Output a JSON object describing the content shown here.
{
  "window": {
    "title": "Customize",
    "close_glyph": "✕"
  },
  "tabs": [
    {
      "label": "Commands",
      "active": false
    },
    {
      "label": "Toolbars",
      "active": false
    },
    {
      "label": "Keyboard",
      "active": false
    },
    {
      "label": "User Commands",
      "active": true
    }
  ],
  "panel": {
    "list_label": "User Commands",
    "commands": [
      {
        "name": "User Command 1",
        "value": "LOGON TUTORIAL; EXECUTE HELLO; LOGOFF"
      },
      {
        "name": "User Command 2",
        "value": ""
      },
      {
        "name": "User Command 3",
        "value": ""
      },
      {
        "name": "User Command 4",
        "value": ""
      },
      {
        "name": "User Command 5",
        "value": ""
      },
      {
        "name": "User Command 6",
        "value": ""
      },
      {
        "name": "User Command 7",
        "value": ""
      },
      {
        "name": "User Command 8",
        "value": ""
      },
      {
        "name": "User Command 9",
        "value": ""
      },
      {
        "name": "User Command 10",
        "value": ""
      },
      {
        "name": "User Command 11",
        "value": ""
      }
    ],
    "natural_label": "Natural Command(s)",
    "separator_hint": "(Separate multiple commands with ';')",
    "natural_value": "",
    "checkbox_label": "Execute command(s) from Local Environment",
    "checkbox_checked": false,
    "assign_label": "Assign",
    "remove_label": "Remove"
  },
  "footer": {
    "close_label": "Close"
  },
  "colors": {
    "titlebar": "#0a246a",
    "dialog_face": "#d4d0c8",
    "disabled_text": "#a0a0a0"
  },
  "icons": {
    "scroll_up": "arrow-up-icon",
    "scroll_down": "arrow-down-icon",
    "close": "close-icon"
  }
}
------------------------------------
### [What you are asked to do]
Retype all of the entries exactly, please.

### [Response area]
Output a JSON object describing the content shown here.
{
  "window": {
    "title": "Customize",
    "close_glyph": "✕"
  },
  "tabs": [
    {
      "label": "Commands",
      "active": false
    },
    {
      "label": "Toolbars",
      "active": false
    },
    {
      "label": "Keyboard",
      "active": false
    },
    {
      "label": "User Commands",
      "active": true
    }
  ],
  "panel": {
    "list_label": "User Commands",
    "commands": [
      {
        "name": "User Command 1",
        "value": "LOGON TUTORIAL; EXECUTE HELLO; LOGOFF"
      },
      {
        "name": "User Command 2",
        "value": ""
      },
      {
        "name": "User Command 3",
        "value": ""
      },
      {
        "name": "User Command 4",
        "value": ""
      },
      {
        "name": "User Command 5",
        "value": ""
      },
      {
        "name": "User Command 6",
        "value": ""
      },
      {
        "name": "User Command 7",
        "value": ""
      },
      {
        "name": "User Command 8",
        "value": ""
      },
      {
        "name": "User Command 9",
        "value": ""
      },
      {
        "name": "User Command 10",
        "value": ""
      },
      {
        "name": "User Command 11",
        "value": ""
      }
    ],
    "natural_label": "Natural Command(s)",
    "separator_hint": "(Separate multiple commands with ';')",
    "natural_value": "",
    "checkbox_label": "Execute command(s) from Local Environment",
    "checkbox_checked": false,
    "assign_label": "Assign",
    "remove_label": "Remove"
  },
  "footer": {
    "close_label": "Close"
  },
  "colors": {
    "titlebar": "#0a246a",
    "dialog_face": "#d4d0c8",
    "disabled_text": "#a0a0a0"
  },
  "icons": {
    "scroll_up": "arrow-up-icon",
    "scroll_down": "arrow-down-icon",
    "close": "close-icon"
  }
}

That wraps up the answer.